To do: Lines holding the string "screenshot" in the listing below are to be copied.

Available records:
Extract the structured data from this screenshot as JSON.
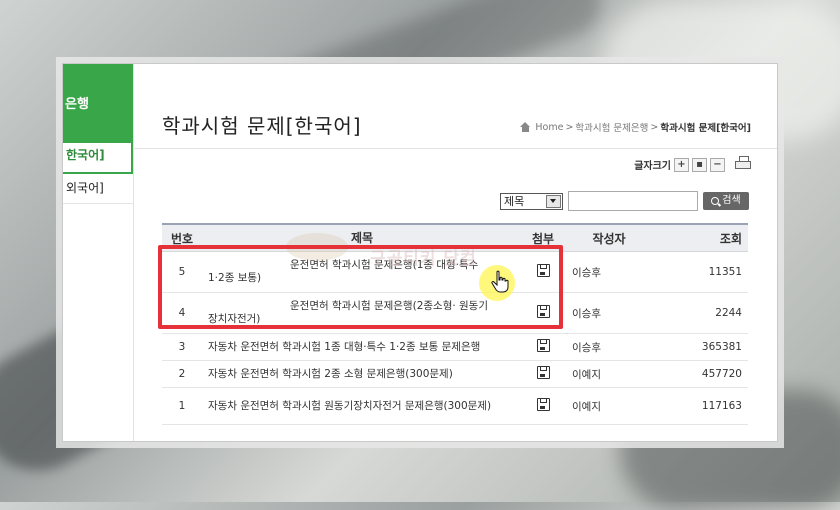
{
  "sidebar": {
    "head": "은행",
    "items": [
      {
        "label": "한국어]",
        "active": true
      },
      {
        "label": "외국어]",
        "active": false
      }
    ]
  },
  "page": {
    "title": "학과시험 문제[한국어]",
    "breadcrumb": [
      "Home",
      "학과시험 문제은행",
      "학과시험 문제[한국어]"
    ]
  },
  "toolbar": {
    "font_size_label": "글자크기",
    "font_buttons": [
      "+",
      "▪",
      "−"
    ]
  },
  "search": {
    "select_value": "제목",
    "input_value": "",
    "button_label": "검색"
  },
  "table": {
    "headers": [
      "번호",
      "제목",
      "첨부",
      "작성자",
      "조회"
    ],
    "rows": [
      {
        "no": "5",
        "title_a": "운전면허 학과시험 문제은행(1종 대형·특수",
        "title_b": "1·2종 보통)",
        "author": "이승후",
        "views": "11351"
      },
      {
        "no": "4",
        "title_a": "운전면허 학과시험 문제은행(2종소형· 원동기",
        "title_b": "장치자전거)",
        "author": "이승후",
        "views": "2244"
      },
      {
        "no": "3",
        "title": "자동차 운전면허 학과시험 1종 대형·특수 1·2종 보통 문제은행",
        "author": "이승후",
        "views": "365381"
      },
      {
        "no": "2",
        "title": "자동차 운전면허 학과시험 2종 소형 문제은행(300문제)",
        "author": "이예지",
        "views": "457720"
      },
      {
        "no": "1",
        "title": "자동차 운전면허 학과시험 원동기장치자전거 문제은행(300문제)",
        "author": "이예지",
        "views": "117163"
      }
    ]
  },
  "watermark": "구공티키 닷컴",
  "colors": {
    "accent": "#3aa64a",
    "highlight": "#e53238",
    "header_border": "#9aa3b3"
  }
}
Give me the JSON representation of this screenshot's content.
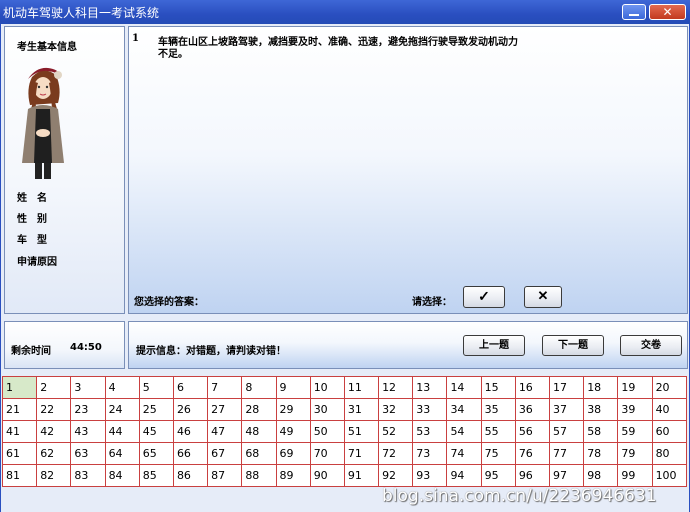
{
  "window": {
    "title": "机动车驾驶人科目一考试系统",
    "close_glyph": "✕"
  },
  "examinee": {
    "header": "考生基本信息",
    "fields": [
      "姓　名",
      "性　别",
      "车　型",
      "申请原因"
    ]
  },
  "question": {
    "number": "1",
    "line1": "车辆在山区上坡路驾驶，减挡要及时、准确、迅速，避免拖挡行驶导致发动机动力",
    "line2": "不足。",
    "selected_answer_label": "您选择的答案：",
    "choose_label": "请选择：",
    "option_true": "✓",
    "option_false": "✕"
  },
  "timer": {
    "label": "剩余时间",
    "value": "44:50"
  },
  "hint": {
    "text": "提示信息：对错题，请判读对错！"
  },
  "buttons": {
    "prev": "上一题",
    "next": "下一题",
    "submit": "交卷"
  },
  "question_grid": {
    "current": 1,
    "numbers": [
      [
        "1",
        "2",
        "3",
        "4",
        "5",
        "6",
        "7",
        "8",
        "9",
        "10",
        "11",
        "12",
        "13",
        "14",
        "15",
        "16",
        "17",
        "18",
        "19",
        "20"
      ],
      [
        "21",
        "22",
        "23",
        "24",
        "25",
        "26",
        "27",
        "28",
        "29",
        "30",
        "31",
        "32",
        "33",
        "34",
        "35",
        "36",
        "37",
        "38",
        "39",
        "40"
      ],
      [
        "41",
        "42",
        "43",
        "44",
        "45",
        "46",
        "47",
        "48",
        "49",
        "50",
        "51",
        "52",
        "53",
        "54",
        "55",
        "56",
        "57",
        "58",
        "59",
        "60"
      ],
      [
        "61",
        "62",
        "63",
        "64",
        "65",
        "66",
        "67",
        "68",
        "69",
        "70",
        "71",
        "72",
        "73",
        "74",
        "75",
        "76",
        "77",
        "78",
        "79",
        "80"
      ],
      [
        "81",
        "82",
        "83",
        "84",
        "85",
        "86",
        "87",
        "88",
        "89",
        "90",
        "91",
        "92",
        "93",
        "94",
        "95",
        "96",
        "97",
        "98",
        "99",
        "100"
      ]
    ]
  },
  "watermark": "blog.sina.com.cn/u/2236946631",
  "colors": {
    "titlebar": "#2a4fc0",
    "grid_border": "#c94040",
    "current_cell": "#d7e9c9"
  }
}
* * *
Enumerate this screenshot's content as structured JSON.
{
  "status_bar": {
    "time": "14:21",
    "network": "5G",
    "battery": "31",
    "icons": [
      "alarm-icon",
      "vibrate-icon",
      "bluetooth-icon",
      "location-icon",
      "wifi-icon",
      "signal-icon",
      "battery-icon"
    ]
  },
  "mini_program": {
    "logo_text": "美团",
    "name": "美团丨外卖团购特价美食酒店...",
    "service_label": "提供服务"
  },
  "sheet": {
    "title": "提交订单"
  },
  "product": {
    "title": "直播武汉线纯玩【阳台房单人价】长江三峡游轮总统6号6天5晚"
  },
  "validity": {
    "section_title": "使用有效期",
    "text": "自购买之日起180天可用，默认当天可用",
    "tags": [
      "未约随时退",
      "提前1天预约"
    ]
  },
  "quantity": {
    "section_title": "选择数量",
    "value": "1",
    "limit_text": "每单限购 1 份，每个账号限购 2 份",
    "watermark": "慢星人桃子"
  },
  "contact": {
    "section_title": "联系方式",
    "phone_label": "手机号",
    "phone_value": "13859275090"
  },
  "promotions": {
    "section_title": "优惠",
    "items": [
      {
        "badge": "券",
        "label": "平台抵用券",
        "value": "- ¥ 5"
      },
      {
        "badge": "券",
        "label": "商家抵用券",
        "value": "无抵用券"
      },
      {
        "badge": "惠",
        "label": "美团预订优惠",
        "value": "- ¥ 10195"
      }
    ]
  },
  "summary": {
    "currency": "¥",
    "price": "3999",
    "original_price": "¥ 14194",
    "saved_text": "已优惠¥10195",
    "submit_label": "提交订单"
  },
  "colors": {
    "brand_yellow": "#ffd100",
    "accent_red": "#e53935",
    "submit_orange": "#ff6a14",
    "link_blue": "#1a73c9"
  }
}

Your solution:
Extract the structured data from this screenshot as JSON.
Give me the JSON representation of this screenshot's content.
Enumerate this screenshot's content as structured JSON.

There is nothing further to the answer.